An Economist's Thoughts on Happiness

Yale’s business school just published an interesting interview with Betsey Stevenson-my favorite economist. And yes, the usual disclosure applies: this is partly because she’s an interesting coauthor and colleague, but also because she’s my partner. She makes an interesting point about the interplay between happiness research and behavioral economics:

For a very long time, we believed the best thing to do was just look at what people do and infer their preferences from their behavior. But we’ve started to learn that there are some domains where that is hard to do… I think one of the richest potential areas for happiness data is in the area of behavioral economics – in situations where the way people behave may not actually reflect their true, underlying preferences.

But she also warns economists not to get too carried away:

There is a real question of whether happiness is the same thing as utility. Gary Becker has argued quite forcefully that they are not the same thing, that they should not be used interchangeably, that instead we should think of happiness as being one component of utility. I agree with his point that there is probably more to life than even life satisfaction. I know that sounds almost oxymoronic, but perhaps we’re missing a sense of greater purpose or fulfillment.

The interview is interesting throughout, providing a provocative account of the state of knowledge on economics and happiness. Read the full interview, here.


I for one, would have to disagree with the whole idea of happiness not being interchangeable with utility. Happiness is merely a more psychological, and maybe "human" factor to utility's economic and rational standpoint. Both mean the same thing in a sense. If you are satisfied with, lets say a house, and someone decides to buy that house from you for for double the amount you payed for it. Some would gladly take the money because they get more utility/happiness out of it. This does not apply to everyone as different people conform to different things. You may have some people who are perfectly happy, or have maximized their utility with some of the simpler things in life, and some who spend their money on lavish things to satisfy that abyss for happiness they might want to close up. Though you may influence what they think will make them happy by all of the sociocultural changes happening around us, you are only molding a fraction of what people truly desire.

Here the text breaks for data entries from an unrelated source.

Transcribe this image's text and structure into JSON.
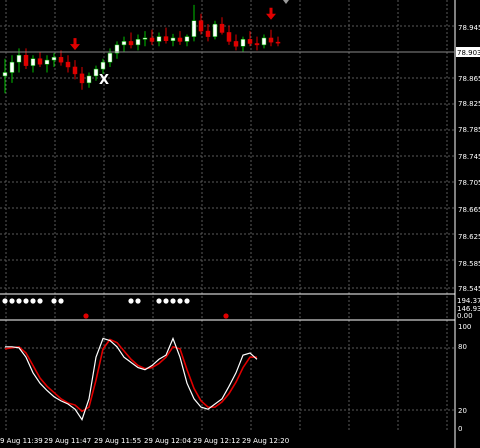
{
  "theme": {
    "background": "#000000",
    "grid": "#5a5a5a",
    "bull": "#00c000",
    "bear": "#e00000",
    "text": "#ffffff",
    "current_price_bg": "#ffffff"
  },
  "main_panel": {
    "price_scale": [
      "78.945",
      "78.903",
      "78.865",
      "78.825",
      "78.785",
      "78.745",
      "78.705",
      "78.665",
      "78.625",
      "78.585",
      "78.545"
    ],
    "current_price": "78.903",
    "signal_arrows": [
      {
        "direction": "down",
        "color": "#e00000",
        "candle": 10
      },
      {
        "direction": "down",
        "color": "#e00000",
        "candle": 38
      }
    ],
    "cursor_mark": {
      "symbol": "X",
      "candle": 14
    }
  },
  "middle_panel": {
    "scale_labels": [
      "194.37",
      "146.93",
      "0.00"
    ],
    "white_dots_groups": [
      [
        0,
        1,
        2,
        3,
        4,
        5
      ],
      [
        7,
        8
      ],
      [
        18,
        19
      ],
      [
        22,
        23,
        24,
        25,
        26
      ]
    ],
    "red_dots": [
      11,
      31
    ]
  },
  "stoch_panel": {
    "scale_labels": [
      "100",
      "80",
      "20",
      "0"
    ]
  },
  "time_axis": [
    "9 Aug 11:39",
    "29 Aug 11:47",
    "29 Aug 11:55",
    "29 Aug 12:04",
    "29 Aug 12:12",
    "29 Aug 12:20"
  ],
  "chart_data": {
    "type": "candlestick",
    "y_range": [
      78.545,
      78.965
    ],
    "candles": [
      [
        78.855,
        78.88,
        78.83,
        78.86
      ],
      [
        78.86,
        78.885,
        78.845,
        78.875
      ],
      [
        78.875,
        78.895,
        78.86,
        78.885
      ],
      [
        78.885,
        78.895,
        78.865,
        78.87
      ],
      [
        78.87,
        78.885,
        78.86,
        78.88
      ],
      [
        78.88,
        78.89,
        78.868,
        78.872
      ],
      [
        78.872,
        78.885,
        78.86,
        78.878
      ],
      [
        78.878,
        78.888,
        78.868,
        78.882
      ],
      [
        78.882,
        78.892,
        78.87,
        78.875
      ],
      [
        78.875,
        78.885,
        78.86,
        78.868
      ],
      [
        78.868,
        78.878,
        78.85,
        78.858
      ],
      [
        78.858,
        78.868,
        78.835,
        78.845
      ],
      [
        78.845,
        78.86,
        78.838,
        78.855
      ],
      [
        78.855,
        78.87,
        78.848,
        78.865
      ],
      [
        78.865,
        78.88,
        78.858,
        78.875
      ],
      [
        78.875,
        78.895,
        78.868,
        78.888
      ],
      [
        78.888,
        78.905,
        78.88,
        78.9
      ],
      [
        78.9,
        78.912,
        78.89,
        78.905
      ],
      [
        78.905,
        78.918,
        78.895,
        78.9
      ],
      [
        78.9,
        78.915,
        78.892,
        78.908
      ],
      [
        78.908,
        78.92,
        78.898,
        78.91
      ],
      [
        78.91,
        78.922,
        78.9,
        78.905
      ],
      [
        78.905,
        78.918,
        78.898,
        78.912
      ],
      [
        78.912,
        78.925,
        78.902,
        78.906
      ],
      [
        78.906,
        78.916,
        78.898,
        78.91
      ],
      [
        78.91,
        78.92,
        78.9,
        78.905
      ],
      [
        78.905,
        78.915,
        78.898,
        78.912
      ],
      [
        78.912,
        78.958,
        78.905,
        78.935
      ],
      [
        78.935,
        78.945,
        78.915,
        78.92
      ],
      [
        78.92,
        78.93,
        78.905,
        78.912
      ],
      [
        78.912,
        78.935,
        78.908,
        78.93
      ],
      [
        78.93,
        78.94,
        78.915,
        78.918
      ],
      [
        78.918,
        78.928,
        78.9,
        78.905
      ],
      [
        78.905,
        78.915,
        78.892,
        78.898
      ],
      [
        78.898,
        78.912,
        78.89,
        78.908
      ],
      [
        78.908,
        78.92,
        78.898,
        78.902
      ],
      [
        78.902,
        78.912,
        78.892,
        78.9
      ],
      [
        78.9,
        78.915,
        78.895,
        78.91
      ],
      [
        78.91,
        78.922,
        78.898,
        78.904
      ],
      [
        78.904,
        78.912,
        78.898,
        78.903
      ]
    ],
    "stoch_main": [
      80,
      80,
      79,
      70,
      55,
      45,
      38,
      32,
      28,
      25,
      20,
      10,
      30,
      70,
      88,
      86,
      80,
      70,
      65,
      60,
      58,
      62,
      68,
      72,
      88,
      70,
      45,
      30,
      22,
      20,
      25,
      30,
      42,
      55,
      72,
      74,
      68
    ],
    "stoch_signal": [
      78,
      79,
      80,
      74,
      62,
      50,
      42,
      36,
      30,
      26,
      24,
      18,
      22,
      48,
      78,
      87,
      84,
      76,
      68,
      62,
      59,
      60,
      64,
      70,
      80,
      78,
      58,
      40,
      28,
      22,
      22,
      27,
      35,
      46,
      60,
      70,
      70
    ]
  }
}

However, when it comes to income, there will always be outstanding data in a graph where a person with high income will have a lower happiness (Utility out of life) than someone who is very poor. Some of the poorer countries in the world have recorded higher levels of "Utility/Happiness" than some of the richest countries in the world (The same goes for suicide rates).



Dissatisfaction is the main motivation for seeking satisfaction.

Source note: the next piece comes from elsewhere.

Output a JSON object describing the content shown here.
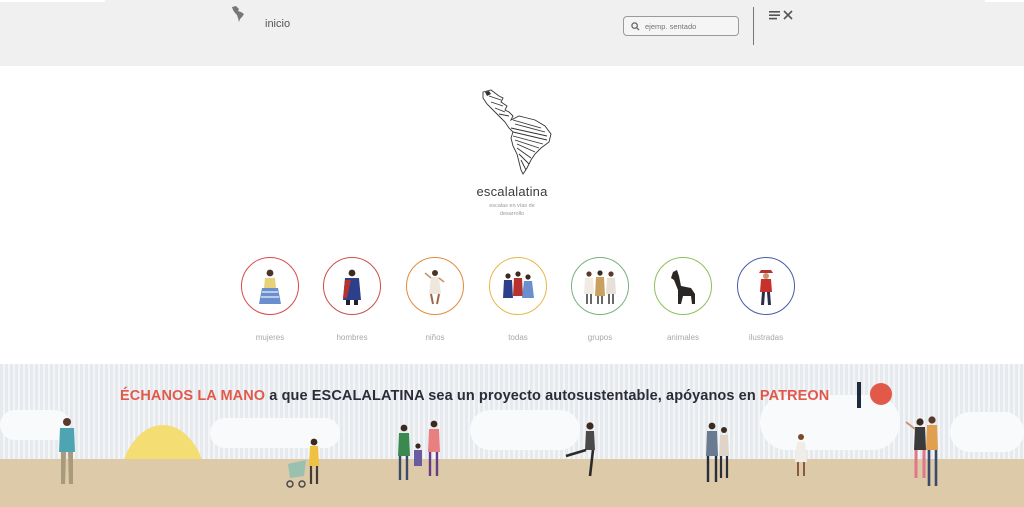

Bang On!!!


happiness is transient; satisfaction lasts.


Actually, utility is a necessary part of economic analysis. Indifference curves and choice theory can all be based in revealed preference behavior. Instead, unfortunately, an increasingly large research effort by academic economists has been crossing into the realm of psychology -- specifically to explain and predict irrational and inconsistent individual choice behavior, especially toward risk. Economic theory based on applying calculus to utility maximization relies on measureable, cardinal, deferentiable properties of utility.

Far better to let the psychologists own this area of research and let economists restrict their analysis to legit principles of people and businesses operating in their own self interest. Otherwise, the economic profession risks entering another lost generation like the recent two decades wasted in an attempt to redesign all economic fields as subclasses of game theory. That effort was largely unsuccessful.


Mom's free lunch

Well- today was a great day for me. My daughter had one of those "one of a kind adventures in life" that makes a person real happy. she learned that sometimes when you want something, all you have to do is ask. She did not know how the day would turn out. Maybe she would and mayshe would not like what she was doing. Well- She asked and was an intern for the day. Her words afterward, "this is the most exciting day in my life." Now that is happy. Are so many people so unhappy that the very notion of real happy eludes them.

Where is the sense of the adventure of life. Has the Protestant Ethic "grilled it" out of us.

My suggestion- take a walk and look at the snow- it is gorgeous- absolutely breathtaking- And the sight is free.


#22: "Dissatisfaction is the main motivation for seeking satisfaction. "

"Bang On!!!"

As we discussed this matter over lunch, I came to realize that "Bang On!!!" had different meanings to different people. To the Anglophiles, it means "I agree emphatically." To the Americans, it means "Keep having sex."

Given the context, either interpretation is plausible. Or both.

Ed Gaines

Pardon, but aren't an economist's thoughts on happiness about as apropos as an investment banker's thoughts on ethics?

Linda Ung

Is it better to just buy the superfreakonomics book rather than buy both of them?


what about suicide rates?
It is a more reliable indicator compared to happiness. Happinness measures are based on questionnaires and it is something subjective. I agree that we are only taking into account those who are in the bottom of the distribution of well being in a society but this events are also important.
Suicide rates can be higher in countries with higher income just because they have better recording systems for deaths


I think happiness is more about motivation and one's behavior. Everyone makes decisions that either satisfy them or they don't. The ones that make people the most happy tend to be the ones with a goal at the end; motivation. When people are motivated, they act differently than when they are not. Happiness comes from positive motivation, therefore allowing positive behavior to occur.